§ **Exercise objective**
Provide the number of lines in the records that hold the string "released", without any other words.

(Stored items)
•••
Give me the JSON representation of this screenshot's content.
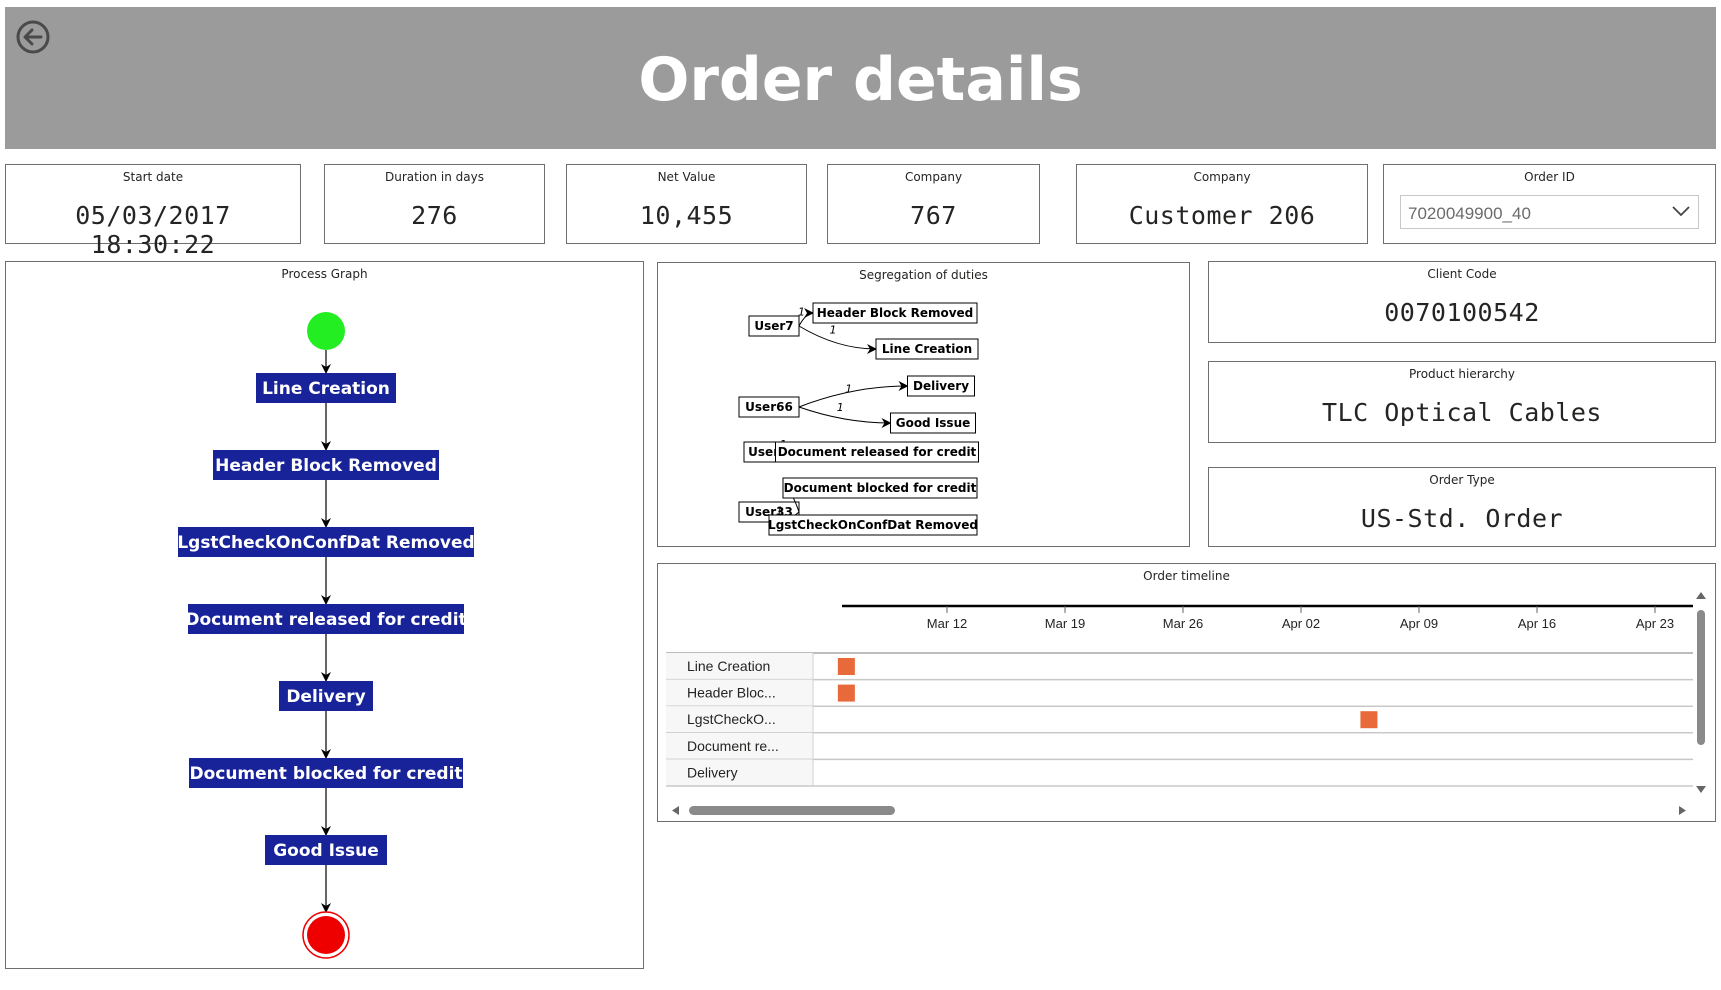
{
  "header": {
    "title": "Order details",
    "back_icon": "back-arrow-icon"
  },
  "kpis": {
    "start_date": {
      "label": "Start date",
      "value": "05/03/2017 18:30:22"
    },
    "duration": {
      "label": "Duration in days",
      "value": "276"
    },
    "net_value": {
      "label": "Net Value",
      "value": "10,455"
    },
    "company_code": {
      "label": "Company",
      "value": "767"
    },
    "company_name": {
      "label": "Company",
      "value": "Customer 206"
    },
    "order_id": {
      "label": "Order ID",
      "value": "7020049900_40"
    }
  },
  "process_graph": {
    "title": "Process Graph",
    "steps": [
      "Line Creation",
      "Header Block Removed",
      "LgstCheckOnConfDat Removed",
      "Document released for credit",
      "Delivery",
      "Document blocked for credit",
      "Good Issue"
    ],
    "start_color": "#22ee22",
    "end_color": "#ee0000",
    "step_color": "#18239a"
  },
  "segregation": {
    "title": "Segregation of duties",
    "groups": [
      {
        "user": "User7",
        "activities": [
          "Header Block Removed",
          "Line Creation"
        ],
        "counts": [
          "1",
          "1"
        ]
      },
      {
        "user": "User66",
        "activities": [
          "Delivery",
          "Good Issue"
        ],
        "counts": [
          "1",
          "1"
        ]
      },
      {
        "user": "User51",
        "activities": [
          "Document released for credit"
        ],
        "counts": [
          "1"
        ]
      },
      {
        "user": "User33",
        "activities": [
          "Document blocked for credit",
          "LgstCheckOnConfDat Removed"
        ],
        "counts": [
          "1",
          "1"
        ]
      }
    ]
  },
  "client_code": {
    "label": "Client Code",
    "value": "0070100542"
  },
  "product_hierarchy": {
    "label": "Product hierarchy",
    "value": "TLC Optical Cables"
  },
  "order_type": {
    "label": "Order Type",
    "value": "US-Std. Order"
  },
  "timeline": {
    "title": "Order timeline",
    "ticks": [
      "Mar 12",
      "Mar 19",
      "Mar 26",
      "Apr 02",
      "Apr 09",
      "Apr 16",
      "Apr 23"
    ],
    "rows": [
      {
        "label": "Line Creation",
        "marker_date": "Mar 06"
      },
      {
        "label": "Header Bloc...",
        "marker_date": "Mar 06"
      },
      {
        "label": "LgstCheckO...",
        "marker_date": "Apr 06"
      },
      {
        "label": "Document re...",
        "marker_date": null
      },
      {
        "label": "Delivery",
        "marker_date": null
      }
    ],
    "marker_color": "#e8693a"
  }
}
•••
§ **Answer section**
2